It's been discovered that only 4,100 Chinese surnames are now in use out of a sample of the country's 300 million people, according to a survey by the Chinese Academy of Sciences (CAS). It means more than 80 percent of Chinese surnames have disappeared over the past 6,000 years when over 24,000 surnames were in use.
Over the last two years Yuan Yida, director of the CAS' Institute of Genetics and Developmental Biology, collated 300 million surnames from around China using the most recent census.
"Many surnames of people from ethnic minorities have been lost over time as many people have adopted surnames of Han origin," Yuan said.

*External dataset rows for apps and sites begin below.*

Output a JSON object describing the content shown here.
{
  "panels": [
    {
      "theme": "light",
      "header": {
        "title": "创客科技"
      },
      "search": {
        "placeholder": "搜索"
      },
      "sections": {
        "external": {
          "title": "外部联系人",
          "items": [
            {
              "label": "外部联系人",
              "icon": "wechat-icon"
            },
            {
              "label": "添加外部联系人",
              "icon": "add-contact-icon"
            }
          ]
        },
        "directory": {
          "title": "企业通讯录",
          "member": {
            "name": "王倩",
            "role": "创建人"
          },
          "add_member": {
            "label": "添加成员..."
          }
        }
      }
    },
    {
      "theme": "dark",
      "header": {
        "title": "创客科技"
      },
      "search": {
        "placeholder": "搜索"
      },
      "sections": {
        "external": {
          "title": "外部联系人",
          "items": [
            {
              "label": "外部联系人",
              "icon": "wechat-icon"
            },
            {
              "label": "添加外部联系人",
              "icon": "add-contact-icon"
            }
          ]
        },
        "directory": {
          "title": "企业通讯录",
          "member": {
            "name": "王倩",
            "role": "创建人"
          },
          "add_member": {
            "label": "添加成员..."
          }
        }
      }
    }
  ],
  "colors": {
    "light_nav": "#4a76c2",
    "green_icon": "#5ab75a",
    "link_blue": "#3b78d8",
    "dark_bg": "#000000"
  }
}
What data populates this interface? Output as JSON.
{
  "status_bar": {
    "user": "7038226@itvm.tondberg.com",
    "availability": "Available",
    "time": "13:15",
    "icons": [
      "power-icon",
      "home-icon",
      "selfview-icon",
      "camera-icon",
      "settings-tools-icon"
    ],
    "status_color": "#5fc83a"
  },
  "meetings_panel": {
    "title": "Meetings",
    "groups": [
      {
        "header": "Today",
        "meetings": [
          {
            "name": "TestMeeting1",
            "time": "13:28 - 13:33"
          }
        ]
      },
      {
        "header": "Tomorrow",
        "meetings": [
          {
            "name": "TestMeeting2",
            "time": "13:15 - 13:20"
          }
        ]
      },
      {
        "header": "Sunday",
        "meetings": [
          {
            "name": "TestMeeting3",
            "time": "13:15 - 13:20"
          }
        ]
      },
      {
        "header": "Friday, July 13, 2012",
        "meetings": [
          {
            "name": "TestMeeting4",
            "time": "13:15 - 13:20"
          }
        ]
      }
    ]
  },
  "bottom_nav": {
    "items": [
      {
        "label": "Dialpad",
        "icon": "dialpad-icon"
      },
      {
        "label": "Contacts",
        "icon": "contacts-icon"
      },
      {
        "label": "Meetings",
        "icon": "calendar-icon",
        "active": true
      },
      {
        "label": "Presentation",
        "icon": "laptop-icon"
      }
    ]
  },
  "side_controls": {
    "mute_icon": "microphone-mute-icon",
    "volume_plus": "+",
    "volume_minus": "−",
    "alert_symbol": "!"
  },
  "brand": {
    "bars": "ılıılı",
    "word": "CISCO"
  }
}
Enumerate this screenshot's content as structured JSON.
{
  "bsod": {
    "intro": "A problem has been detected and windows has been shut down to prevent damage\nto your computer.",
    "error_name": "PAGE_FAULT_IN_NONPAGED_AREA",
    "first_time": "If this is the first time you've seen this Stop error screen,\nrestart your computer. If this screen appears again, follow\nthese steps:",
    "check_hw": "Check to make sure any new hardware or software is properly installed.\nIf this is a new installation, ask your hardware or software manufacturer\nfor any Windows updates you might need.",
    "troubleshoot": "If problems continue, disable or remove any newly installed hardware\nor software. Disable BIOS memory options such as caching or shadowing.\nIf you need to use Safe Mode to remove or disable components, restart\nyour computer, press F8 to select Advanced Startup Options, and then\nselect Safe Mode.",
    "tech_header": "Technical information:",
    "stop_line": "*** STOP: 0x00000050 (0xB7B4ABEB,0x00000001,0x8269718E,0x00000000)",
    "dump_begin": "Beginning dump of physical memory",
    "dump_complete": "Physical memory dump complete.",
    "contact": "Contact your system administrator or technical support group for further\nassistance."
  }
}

"And some two-character surnames have gradually been reduced to one character," he said. "For example, Wangzi and Wangsun have both been shortened to Wang. In some areas it's traditional that only male offspring can inherit the family surname. So some rare surnames disappeared when no son was born."
However, despite the decline new surnames are also emerging. The survey shows that some parents have given their children completely new names by combining their own surnames. This practice is particularly popular in south China's Guangdong and Fujian provinces. The surname "Liwang" comes from the father's surname of Li and the mother's of Wang.
Some parents have plumped for unique surnames for their children, which have no connection with either of their own surnames.
"A family in Suzhou, east China's Jiangsu Province, gave their son a newly coined surname of 'Dian' after his parents and grandparents, all wanting the boy to have their own surname, could not reach agreement," Yuan said.
(Xinhua News Agency February 7, 2007)